__Problem to work on__.
Return all the lines below exactly. Any picture among them is omitted.

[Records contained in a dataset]
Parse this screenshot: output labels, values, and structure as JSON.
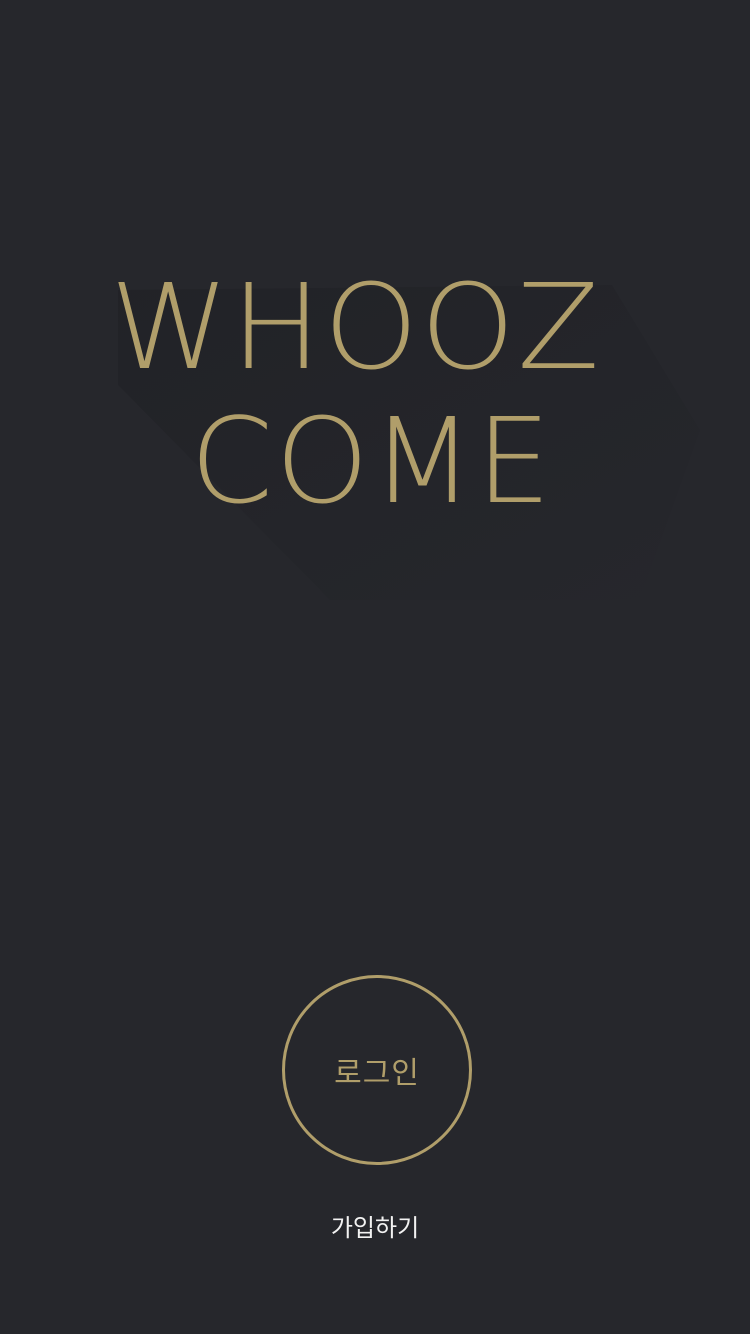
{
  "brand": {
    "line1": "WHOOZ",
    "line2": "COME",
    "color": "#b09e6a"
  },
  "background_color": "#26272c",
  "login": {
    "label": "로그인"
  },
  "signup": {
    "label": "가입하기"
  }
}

__Exercise output__.
Parse this screenshot: output labels, values, and structure as JSON.
{
  "brand": {
    "line1": "WHOOZ",
    "line2": "COME",
    "color": "#b09e6a"
  },
  "background_color": "#26272c",
  "login": {
    "label": "로그인"
  },
  "signup": {
    "label": "가입하기"
  }
}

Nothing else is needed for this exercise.